Entries supplied Block Start

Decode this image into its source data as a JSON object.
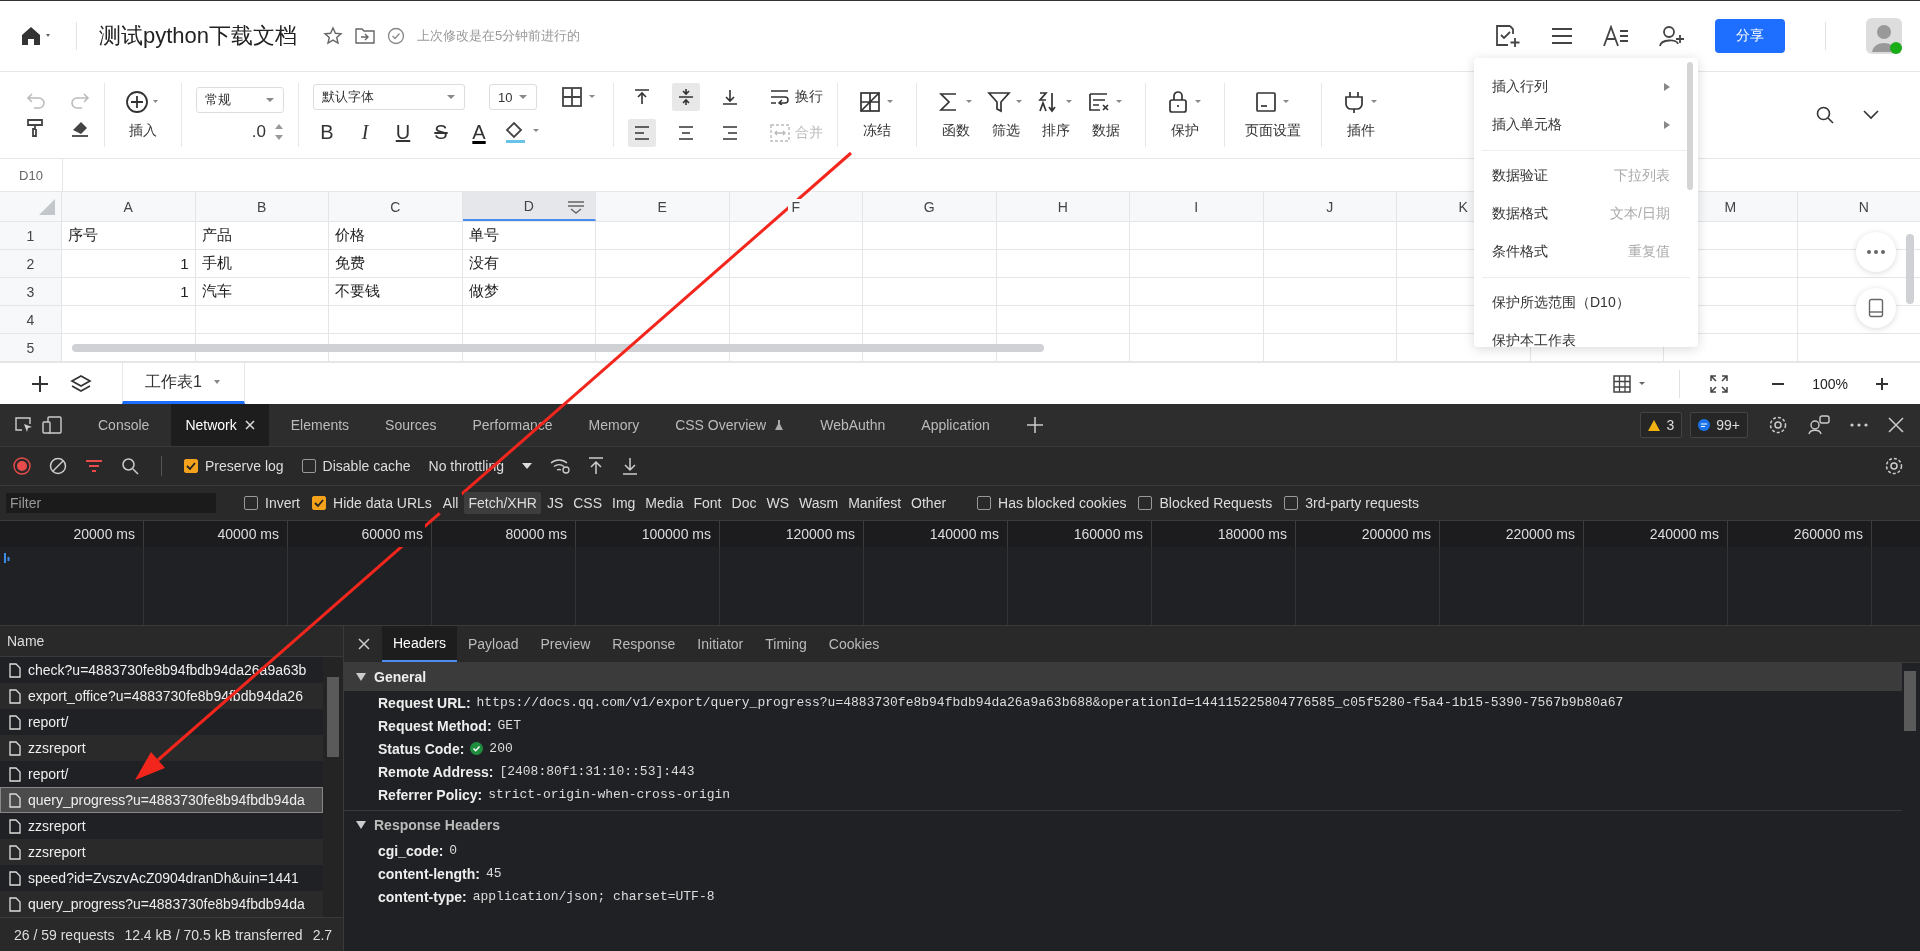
{
  "doc_header": {
    "title": "测试python下载文档",
    "save_status": "上次修改是在5分钟前进行的",
    "share_button": "分享"
  },
  "toolbar": {
    "insert": "插入",
    "style_select": "常规",
    "decimal": ".0",
    "font_select": "默认字体",
    "size_select": "10",
    "format_buttons": [
      {
        "kind": "bold",
        "label": "B"
      },
      {
        "kind": "italic",
        "label": "I"
      },
      {
        "kind": "underline",
        "label": "U"
      },
      {
        "kind": "strike",
        "label": "S"
      },
      {
        "kind": "color",
        "label": "A"
      }
    ],
    "align_buttons": [
      {
        "kind": "top",
        "selected": false
      },
      {
        "kind": "middle",
        "selected": true
      },
      {
        "kind": "bottom",
        "selected": false
      },
      {
        "kind": "left",
        "selected": true
      },
      {
        "kind": "center",
        "selected": false
      },
      {
        "kind": "right",
        "selected": false
      }
    ],
    "wrap": {
      "label": "换行",
      "disabled": false
    },
    "merge": {
      "label": "合并",
      "disabled": true
    },
    "tools": [
      {
        "kind": "freeze",
        "label": "冻结"
      },
      {
        "kind": "function",
        "label": "函数"
      },
      {
        "kind": "filter",
        "label": "筛选"
      },
      {
        "kind": "sort",
        "label": "排序"
      },
      {
        "kind": "data",
        "label": "数据"
      },
      {
        "kind": "protect",
        "label": "保护"
      },
      {
        "kind": "page",
        "label": "页面设置"
      },
      {
        "kind": "plugin",
        "label": "插件"
      }
    ]
  },
  "name_box": "D10",
  "sheet": {
    "columns": [
      {
        "label": "A",
        "selected": false
      },
      {
        "label": "B",
        "selected": false
      },
      {
        "label": "C",
        "selected": false
      },
      {
        "label": "D",
        "selected": true
      },
      {
        "label": "E",
        "selected": false
      },
      {
        "label": "F",
        "selected": false
      },
      {
        "label": "G",
        "selected": false
      },
      {
        "label": "H",
        "selected": false
      },
      {
        "label": "I",
        "selected": false
      },
      {
        "label": "J",
        "selected": false
      },
      {
        "label": "K",
        "selected": false
      },
      {},
      {
        "label": "M",
        "selected": false
      },
      {
        "label": "N",
        "selected": false
      }
    ],
    "rows": [
      {
        "number": "1",
        "cells": [
          {
            "text": "序号",
            "kind": "text"
          },
          {
            "text": "产品",
            "kind": "text"
          },
          {
            "text": "价格",
            "kind": "text"
          },
          {
            "text": "单号",
            "kind": "text"
          }
        ]
      },
      {
        "number": "2",
        "cells": [
          {
            "text": "1",
            "kind": "number"
          },
          {
            "text": "手机",
            "kind": "text"
          },
          {
            "text": "免费",
            "kind": "text"
          },
          {
            "text": "没有",
            "kind": "text"
          }
        ]
      },
      {
        "number": "3",
        "cells": [
          {
            "text": "1",
            "kind": "number"
          },
          {
            "text": "汽车",
            "kind": "text"
          },
          {
            "text": "不要钱",
            "kind": "text"
          },
          {
            "text": "做梦",
            "kind": "text"
          }
        ]
      },
      {
        "number": "4",
        "cells": []
      },
      {
        "number": "5",
        "cells": []
      }
    ]
  },
  "sheet_tabs": [
    {
      "label": "工作表1",
      "selected": true
    }
  ],
  "zoom": "100%",
  "context_menu": {
    "groups": [
      [
        {
          "label": "插入行列",
          "submenu": true
        },
        {
          "label": "插入单元格",
          "submenu": true
        }
      ],
      [
        {
          "label": "数据验证",
          "shortcut": "下拉列表",
          "submenu": false
        },
        {
          "label": "数据格式",
          "shortcut": "文本/日期",
          "submenu": false
        },
        {
          "label": "条件格式",
          "shortcut": "重复值",
          "submenu": false
        }
      ],
      [
        {
          "label": "保护所选范围（D10）",
          "submenu": false
        },
        {
          "label": "保护本工作表",
          "submenu": false
        }
      ]
    ]
  },
  "devtools": {
    "tabs": [
      {
        "label": "Console",
        "selected": false,
        "kind": "plain"
      },
      {
        "label": "Network",
        "selected": true,
        "kind": "closable"
      },
      {
        "label": "Elements",
        "selected": false,
        "kind": "plain"
      },
      {
        "label": "Sources",
        "selected": false,
        "kind": "plain"
      },
      {
        "label": "Performance",
        "selected": false,
        "kind": "plain"
      },
      {
        "label": "Memory",
        "selected": false,
        "kind": "plain"
      },
      {
        "label": "CSS Overview",
        "selected": false,
        "kind": "experimental"
      },
      {
        "label": "WebAuthn",
        "selected": false,
        "kind": "plain"
      },
      {
        "label": "Application",
        "selected": false,
        "kind": "plain"
      }
    ],
    "warnings": "3",
    "messages": "99+",
    "preserve_log": {
      "label": "Preserve log",
      "checked": true
    },
    "disable_cache": {
      "label": "Disable cache",
      "checked": false
    },
    "throttling": "No throttling",
    "filter": {
      "placeholder": "Filter"
    },
    "filter_options": [
      {
        "label": "Invert",
        "checked": false
      },
      {
        "label": "Hide data URLs",
        "checked": true
      }
    ],
    "type_filters": [
      {
        "label": "All",
        "selected": false
      },
      {
        "label": "Fetch/XHR",
        "selected": true
      },
      {
        "label": "JS",
        "selected": false
      },
      {
        "label": "CSS",
        "selected": false
      },
      {
        "label": "Img",
        "selected": false
      },
      {
        "label": "Media",
        "selected": false
      },
      {
        "label": "Font",
        "selected": false
      },
      {
        "label": "Doc",
        "selected": false
      },
      {
        "label": "WS",
        "selected": false
      },
      {
        "label": "Wasm",
        "selected": false
      },
      {
        "label": "Manifest",
        "selected": false
      },
      {
        "label": "Other",
        "selected": false
      }
    ],
    "extra_filters": [
      {
        "label": "Has blocked cookies",
        "checked": false
      },
      {
        "label": "Blocked Requests",
        "checked": false
      },
      {
        "label": "3rd-party requests",
        "checked": false
      }
    ],
    "timeline_ticks": [
      "20000 ms",
      "40000 ms",
      "60000 ms",
      "80000 ms",
      "100000 ms",
      "120000 ms",
      "140000 ms",
      "160000 ms",
      "180000 ms",
      "200000 ms",
      "220000 ms",
      "240000 ms",
      "260000 ms"
    ],
    "requests": {
      "header": "Name",
      "rows": [
        {
          "name": "check?u=4883730fe8b94fbdb94da26a9a63b",
          "selected": false
        },
        {
          "name": "export_office?u=4883730fe8b94fbdb94da26",
          "selected": false
        },
        {
          "name": "report/",
          "selected": false
        },
        {
          "name": "zzsreport",
          "selected": false
        },
        {
          "name": "report/",
          "selected": false
        },
        {
          "name": "query_progress?u=4883730fe8b94fbdb94da",
          "selected": true
        },
        {
          "name": "zzsreport",
          "selected": false
        },
        {
          "name": "zzsreport",
          "selected": false
        },
        {
          "name": "speed?id=ZvszvAcZ0904dranDh&uin=1441",
          "selected": false
        },
        {
          "name": "query_progress?u=4883730fe8b94fbdb94da",
          "selected": false
        }
      ]
    },
    "detail_tabs": [
      {
        "label": "Headers",
        "selected": true
      },
      {
        "label": "Payload",
        "selected": false
      },
      {
        "label": "Preview",
        "selected": false
      },
      {
        "label": "Response",
        "selected": false
      },
      {
        "label": "Initiator",
        "selected": false
      },
      {
        "label": "Timing",
        "selected": false
      },
      {
        "label": "Cookies",
        "selected": false
      }
    ],
    "sections": [
      {
        "title": "General",
        "expanded": true,
        "rows": [
          {
            "key": "Request URL:",
            "value": "https://docs.qq.com/v1/export/query_progress?u=4883730fe8b94fbdb94da26a9a63b688&operationId=144115225804776585_c05f5280-f5a4-1b15-5390-7567b9b80a67",
            "kind": "plain"
          },
          {
            "key": "Request Method:",
            "value": "GET",
            "kind": "plain"
          },
          {
            "key": "Status Code:",
            "value": "200",
            "kind": "status"
          },
          {
            "key": "Remote Address:",
            "value": "[2408:80f1:31:10::53]:443",
            "kind": "plain"
          },
          {
            "key": "Referrer Policy:",
            "value": "strict-origin-when-cross-origin",
            "kind": "plain"
          }
        ]
      },
      {
        "title": "Response Headers",
        "expanded": true,
        "rows": [
          {
            "key": "cgi_code:",
            "value": "0",
            "kind": "plain"
          },
          {
            "key": "content-length:",
            "value": "45",
            "kind": "plain"
          },
          {
            "key": "content-type:",
            "value": "application/json; charset=UTF-8",
            "kind": "plain"
          }
        ]
      }
    ],
    "status_bar": [
      "26 / 59 requests",
      "12.4 kB / 70.5 kB transferred",
      "2.7"
    ]
  }
}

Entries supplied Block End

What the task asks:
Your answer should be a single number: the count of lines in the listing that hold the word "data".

The completed task:
3